§ Problem to solve
Please show each line of the listing where "title" is present.

§ Records for this task
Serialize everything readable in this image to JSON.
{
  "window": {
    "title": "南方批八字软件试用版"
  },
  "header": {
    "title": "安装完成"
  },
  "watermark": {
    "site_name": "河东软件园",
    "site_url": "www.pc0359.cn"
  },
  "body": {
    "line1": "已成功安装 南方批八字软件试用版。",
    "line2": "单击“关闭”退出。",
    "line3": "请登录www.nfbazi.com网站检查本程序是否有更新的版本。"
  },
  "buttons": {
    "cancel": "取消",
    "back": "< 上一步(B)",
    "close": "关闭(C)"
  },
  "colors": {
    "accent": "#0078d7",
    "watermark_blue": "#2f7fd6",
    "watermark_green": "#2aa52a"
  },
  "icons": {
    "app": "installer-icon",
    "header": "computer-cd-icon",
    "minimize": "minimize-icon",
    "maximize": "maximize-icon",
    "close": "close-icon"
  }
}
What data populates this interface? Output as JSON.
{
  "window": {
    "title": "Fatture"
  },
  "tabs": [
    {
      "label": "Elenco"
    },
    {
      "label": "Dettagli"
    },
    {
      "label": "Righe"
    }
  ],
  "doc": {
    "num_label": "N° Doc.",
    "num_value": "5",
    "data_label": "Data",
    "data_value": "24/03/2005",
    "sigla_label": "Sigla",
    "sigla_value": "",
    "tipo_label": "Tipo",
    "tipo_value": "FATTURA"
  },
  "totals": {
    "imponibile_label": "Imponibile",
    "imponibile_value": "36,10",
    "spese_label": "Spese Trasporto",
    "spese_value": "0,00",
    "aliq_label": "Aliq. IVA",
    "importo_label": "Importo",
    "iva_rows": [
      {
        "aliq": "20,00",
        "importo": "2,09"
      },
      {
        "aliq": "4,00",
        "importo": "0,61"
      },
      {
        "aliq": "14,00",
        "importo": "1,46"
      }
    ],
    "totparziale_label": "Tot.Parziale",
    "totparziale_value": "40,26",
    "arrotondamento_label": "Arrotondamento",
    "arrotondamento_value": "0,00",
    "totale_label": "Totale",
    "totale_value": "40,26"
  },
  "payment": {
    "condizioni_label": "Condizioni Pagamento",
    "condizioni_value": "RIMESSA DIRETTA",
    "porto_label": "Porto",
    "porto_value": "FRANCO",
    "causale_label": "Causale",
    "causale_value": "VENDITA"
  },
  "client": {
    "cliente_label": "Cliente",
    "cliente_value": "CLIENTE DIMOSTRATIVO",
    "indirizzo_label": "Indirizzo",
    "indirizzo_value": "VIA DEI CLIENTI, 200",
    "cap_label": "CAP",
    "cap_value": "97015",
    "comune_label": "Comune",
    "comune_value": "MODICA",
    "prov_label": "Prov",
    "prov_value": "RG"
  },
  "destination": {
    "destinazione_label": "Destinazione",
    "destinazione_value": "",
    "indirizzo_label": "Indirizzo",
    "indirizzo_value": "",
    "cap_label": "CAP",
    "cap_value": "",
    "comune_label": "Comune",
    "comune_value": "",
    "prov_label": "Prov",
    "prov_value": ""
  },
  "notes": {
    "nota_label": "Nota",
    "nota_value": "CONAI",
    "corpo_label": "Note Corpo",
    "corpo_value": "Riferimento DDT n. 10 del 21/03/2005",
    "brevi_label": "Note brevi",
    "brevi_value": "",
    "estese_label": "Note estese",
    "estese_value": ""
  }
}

§ Solution for this exercise
    "title": "南方批八字软件试用版"
    "title": "安装完成"
    "title": "Fatture"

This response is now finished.